In today’s post I have decided to write about the rather grand staircase at the St. Pancras Renaissance London Hotel. I know, it’s a bit of an obvious choice, but if this iconic and imposing staircase is good enough for the Spice Girls*, you can’t fault me for featuring it on this humble blog too!
I’ve been wondering the past few days what fascinates me so much about staircases? From an architectural point of view, they are, of course, feats of craftsmanship and ingenuity, yet there seems to be more to them. Can they also be read as metaphors for life or is that a tad too simplistic?
Just like the steps of a long-winding staircase, we all have our daily ups and downs. For instance this weekend, I was asked by a member of the public to be quiet while delivering an official Highlights Tour at the British Museum. It wasn’t the most pleasant experience, to say the least, but, in true British fashion, I kept calm and carried on. Nonetheless, the visitor in question might just as well have thrown me down a set of stairs. Melodramatic, me? Never! … On a more positive note (or shall I say step?), however, I will be delivering two free Art Deco in Bloomsbury walks during the Bloomsbury Festival in late October. I’m delighted about the news and I hope to see some of you there. (A gratuitous plug if you ever saw one, right?)

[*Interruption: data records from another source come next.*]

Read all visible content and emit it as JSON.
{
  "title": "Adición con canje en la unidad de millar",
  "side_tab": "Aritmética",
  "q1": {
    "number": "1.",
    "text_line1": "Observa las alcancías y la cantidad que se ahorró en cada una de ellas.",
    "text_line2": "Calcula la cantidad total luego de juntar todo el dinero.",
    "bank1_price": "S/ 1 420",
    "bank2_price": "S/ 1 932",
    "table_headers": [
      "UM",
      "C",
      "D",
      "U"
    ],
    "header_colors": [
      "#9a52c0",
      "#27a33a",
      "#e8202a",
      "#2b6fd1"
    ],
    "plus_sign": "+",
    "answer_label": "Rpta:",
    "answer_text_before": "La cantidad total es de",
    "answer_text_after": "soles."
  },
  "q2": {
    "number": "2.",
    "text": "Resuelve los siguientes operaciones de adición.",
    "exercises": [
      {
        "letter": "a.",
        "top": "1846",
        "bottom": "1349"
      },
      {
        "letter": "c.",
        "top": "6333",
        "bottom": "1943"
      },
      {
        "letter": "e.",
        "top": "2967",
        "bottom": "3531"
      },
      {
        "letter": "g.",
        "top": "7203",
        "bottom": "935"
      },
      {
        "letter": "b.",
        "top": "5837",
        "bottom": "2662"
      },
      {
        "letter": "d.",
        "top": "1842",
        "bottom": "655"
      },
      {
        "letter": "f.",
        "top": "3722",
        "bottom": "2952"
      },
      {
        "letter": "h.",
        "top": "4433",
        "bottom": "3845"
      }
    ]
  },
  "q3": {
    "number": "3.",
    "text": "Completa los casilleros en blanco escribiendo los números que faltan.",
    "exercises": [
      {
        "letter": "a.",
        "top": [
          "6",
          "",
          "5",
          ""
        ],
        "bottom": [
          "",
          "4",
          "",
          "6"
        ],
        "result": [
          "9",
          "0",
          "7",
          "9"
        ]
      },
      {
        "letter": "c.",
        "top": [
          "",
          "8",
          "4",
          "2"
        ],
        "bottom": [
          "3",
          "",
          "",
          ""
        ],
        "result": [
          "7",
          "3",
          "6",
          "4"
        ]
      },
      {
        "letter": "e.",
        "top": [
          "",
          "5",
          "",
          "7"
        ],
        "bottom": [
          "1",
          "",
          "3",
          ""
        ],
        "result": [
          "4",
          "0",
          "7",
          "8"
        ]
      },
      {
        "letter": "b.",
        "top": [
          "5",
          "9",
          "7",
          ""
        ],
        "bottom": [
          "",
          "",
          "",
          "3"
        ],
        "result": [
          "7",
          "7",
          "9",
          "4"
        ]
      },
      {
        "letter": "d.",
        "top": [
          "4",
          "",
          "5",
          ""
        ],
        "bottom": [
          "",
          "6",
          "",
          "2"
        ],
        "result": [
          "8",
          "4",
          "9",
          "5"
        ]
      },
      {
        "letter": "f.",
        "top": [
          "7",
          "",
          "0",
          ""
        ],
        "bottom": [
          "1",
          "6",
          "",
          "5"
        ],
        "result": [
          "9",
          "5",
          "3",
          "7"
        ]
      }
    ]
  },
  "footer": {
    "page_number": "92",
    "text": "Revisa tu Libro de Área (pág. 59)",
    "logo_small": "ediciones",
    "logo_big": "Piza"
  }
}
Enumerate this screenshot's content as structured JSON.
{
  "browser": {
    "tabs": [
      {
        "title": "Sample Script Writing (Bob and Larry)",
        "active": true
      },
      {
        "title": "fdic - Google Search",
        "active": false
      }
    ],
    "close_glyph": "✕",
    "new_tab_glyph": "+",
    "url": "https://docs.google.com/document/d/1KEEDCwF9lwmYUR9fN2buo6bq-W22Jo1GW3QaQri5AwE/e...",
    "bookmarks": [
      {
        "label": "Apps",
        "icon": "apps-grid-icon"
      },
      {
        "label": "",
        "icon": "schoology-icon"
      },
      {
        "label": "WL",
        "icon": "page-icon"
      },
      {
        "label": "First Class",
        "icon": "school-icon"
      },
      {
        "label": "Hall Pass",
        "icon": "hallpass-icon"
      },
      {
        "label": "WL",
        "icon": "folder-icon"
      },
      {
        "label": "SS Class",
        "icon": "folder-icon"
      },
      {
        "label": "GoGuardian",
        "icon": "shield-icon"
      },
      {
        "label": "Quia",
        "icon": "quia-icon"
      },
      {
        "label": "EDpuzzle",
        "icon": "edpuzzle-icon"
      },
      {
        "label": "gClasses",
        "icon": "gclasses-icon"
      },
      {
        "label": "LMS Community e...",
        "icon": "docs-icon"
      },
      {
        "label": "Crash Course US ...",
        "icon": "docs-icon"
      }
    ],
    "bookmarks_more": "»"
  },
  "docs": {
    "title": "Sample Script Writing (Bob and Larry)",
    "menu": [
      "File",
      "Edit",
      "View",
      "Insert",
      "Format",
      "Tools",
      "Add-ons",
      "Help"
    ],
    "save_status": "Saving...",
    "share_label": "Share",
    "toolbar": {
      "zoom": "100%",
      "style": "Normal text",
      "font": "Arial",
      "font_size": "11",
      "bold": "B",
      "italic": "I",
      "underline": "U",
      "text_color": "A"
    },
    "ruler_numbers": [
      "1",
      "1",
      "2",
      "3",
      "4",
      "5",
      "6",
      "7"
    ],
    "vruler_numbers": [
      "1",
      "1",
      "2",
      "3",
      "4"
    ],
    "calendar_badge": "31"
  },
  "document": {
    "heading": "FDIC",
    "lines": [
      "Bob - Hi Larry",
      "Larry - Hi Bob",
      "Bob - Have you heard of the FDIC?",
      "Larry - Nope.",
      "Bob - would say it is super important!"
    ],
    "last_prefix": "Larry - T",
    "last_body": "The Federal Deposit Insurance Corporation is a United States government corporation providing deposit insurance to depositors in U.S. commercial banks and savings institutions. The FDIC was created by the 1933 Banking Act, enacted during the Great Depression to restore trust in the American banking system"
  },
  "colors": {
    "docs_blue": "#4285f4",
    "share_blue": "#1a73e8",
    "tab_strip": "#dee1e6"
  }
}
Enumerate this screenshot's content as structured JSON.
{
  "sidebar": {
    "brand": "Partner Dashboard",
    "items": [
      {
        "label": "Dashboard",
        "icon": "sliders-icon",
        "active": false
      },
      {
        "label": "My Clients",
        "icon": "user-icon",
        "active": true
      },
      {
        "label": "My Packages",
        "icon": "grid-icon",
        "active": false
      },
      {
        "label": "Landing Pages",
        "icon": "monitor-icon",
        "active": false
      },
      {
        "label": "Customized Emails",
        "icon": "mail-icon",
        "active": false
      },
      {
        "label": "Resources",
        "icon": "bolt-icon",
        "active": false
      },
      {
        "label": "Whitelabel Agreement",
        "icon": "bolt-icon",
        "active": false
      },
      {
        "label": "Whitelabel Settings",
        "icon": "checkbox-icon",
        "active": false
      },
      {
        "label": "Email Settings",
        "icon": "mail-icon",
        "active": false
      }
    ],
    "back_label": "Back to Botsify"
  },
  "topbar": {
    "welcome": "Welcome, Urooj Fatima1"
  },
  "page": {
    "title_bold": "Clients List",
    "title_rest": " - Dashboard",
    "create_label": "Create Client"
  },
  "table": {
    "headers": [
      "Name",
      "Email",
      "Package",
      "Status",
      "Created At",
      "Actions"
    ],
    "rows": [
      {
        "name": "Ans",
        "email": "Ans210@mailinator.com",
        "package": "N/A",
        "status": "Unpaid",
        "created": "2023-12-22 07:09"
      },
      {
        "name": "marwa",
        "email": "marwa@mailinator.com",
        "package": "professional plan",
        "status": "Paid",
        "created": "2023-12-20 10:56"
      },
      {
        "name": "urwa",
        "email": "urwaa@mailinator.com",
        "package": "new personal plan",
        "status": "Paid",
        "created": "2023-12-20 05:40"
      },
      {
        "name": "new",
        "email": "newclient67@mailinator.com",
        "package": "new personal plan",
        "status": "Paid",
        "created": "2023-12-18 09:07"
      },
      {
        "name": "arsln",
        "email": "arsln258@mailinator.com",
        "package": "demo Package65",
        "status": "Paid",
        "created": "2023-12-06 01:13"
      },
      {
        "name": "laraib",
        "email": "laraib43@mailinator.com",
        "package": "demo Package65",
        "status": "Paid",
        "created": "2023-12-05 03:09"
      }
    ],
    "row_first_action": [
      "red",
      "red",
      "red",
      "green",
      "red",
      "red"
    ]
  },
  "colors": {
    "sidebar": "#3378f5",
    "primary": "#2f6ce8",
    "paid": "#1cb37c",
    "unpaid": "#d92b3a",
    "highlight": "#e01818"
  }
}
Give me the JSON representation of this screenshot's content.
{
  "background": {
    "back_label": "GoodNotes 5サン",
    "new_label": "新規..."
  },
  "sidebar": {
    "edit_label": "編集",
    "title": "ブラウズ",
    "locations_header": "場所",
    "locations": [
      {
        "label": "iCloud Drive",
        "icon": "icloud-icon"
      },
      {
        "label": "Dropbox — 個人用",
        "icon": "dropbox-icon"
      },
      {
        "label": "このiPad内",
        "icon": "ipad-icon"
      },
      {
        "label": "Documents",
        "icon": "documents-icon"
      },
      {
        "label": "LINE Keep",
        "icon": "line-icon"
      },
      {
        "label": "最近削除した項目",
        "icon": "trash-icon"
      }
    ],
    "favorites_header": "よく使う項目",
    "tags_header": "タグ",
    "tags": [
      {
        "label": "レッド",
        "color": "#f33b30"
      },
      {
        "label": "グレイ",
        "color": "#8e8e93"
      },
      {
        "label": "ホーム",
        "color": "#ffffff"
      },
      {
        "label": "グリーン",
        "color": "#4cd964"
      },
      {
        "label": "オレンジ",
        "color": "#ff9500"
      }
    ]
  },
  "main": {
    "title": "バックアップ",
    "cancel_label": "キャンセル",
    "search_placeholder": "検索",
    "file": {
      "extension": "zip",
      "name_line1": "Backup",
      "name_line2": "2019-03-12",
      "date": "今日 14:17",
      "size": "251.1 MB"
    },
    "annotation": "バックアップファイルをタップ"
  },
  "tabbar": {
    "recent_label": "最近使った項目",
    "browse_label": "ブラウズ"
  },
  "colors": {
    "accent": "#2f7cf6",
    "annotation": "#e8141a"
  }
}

Anyway, I’ve gone a bit off track here, so let’s get back to the more pleasant business at hand and have a look inside the behemoth which flanks the eastern end of Euston Road.
A masterpiece of the Gothic Revival style, the St. Pancras Renaissance Hotel, which used to be known as the Midland Grand Hotel, was designed by the prolific architect Sir George Gilbert Scott. The joint was first opened by Queen Victoria in 1873 – I wonder if they provided her with a private loo too? – and since then it had a few ups and downs of its own. After a +£200 million refurbishment, the modernized hotel was finally reopened in 2011 and has been able to re-establish itself as a proper King’s Cross destination since. (Its proximity to St. Pancras International and the Eurostar Terminal, no doubt, certainly helps too!)
The grand staircase is undoubtedly the centerpiece of the St. Pancras Renaissance Hotel. It sprawls over three floors and, surprisingly, it is be found in the west wing of the building. Quite a sight to behold, the stairs are lavishly carpeted from top to bottom and the overall effect always makes me feel like I’ve stepped into one of M. C. Escher’s intricate ‘landscapes’ or that I’ve fallen down Lewis Carroll‘s mythical rabbit hole.
Usually for Christmas I organize a special event for my friends and last year we went onto a private tour of the building. Royden Stock, the hotel historian, took us around the facilities and his enthusiasm for the St. Pancras Renaissance Hotel really shone through. Two thumbs up!
A few weeks ago, @GWinLondon, @travelling_dave, @FranPickering and I also went back to the hotel for tea and scones (see evidence below). While being delicious, I have to warn you – public service announcement ahead – that the scones are enormous and a single one could easily feed four people. While most members of this group like their cakes, that day we learned that, indeed, there can be too much of a good thing! 😉
This brings us to the end of today’s exploration. As @FranPickering correctly predicted in one of her recent blog posts, I shall be writing about my beloved Venice next. I really do wonder how she came to this conclusion? Undoubtedly, Fran has developed some strong psychic powers or I am just that predictable …
Wishing all of my UK readers a fun-filled Bank Holiday Weekend!
*(For research purposes, I had to watch the Spice Girls’ infamous ‘Wannabe’ music video and gosh, let me tell you, it does not age well. It’s fun to see though how they used the hotel when it was still derelict, so it’s well worth a watch.)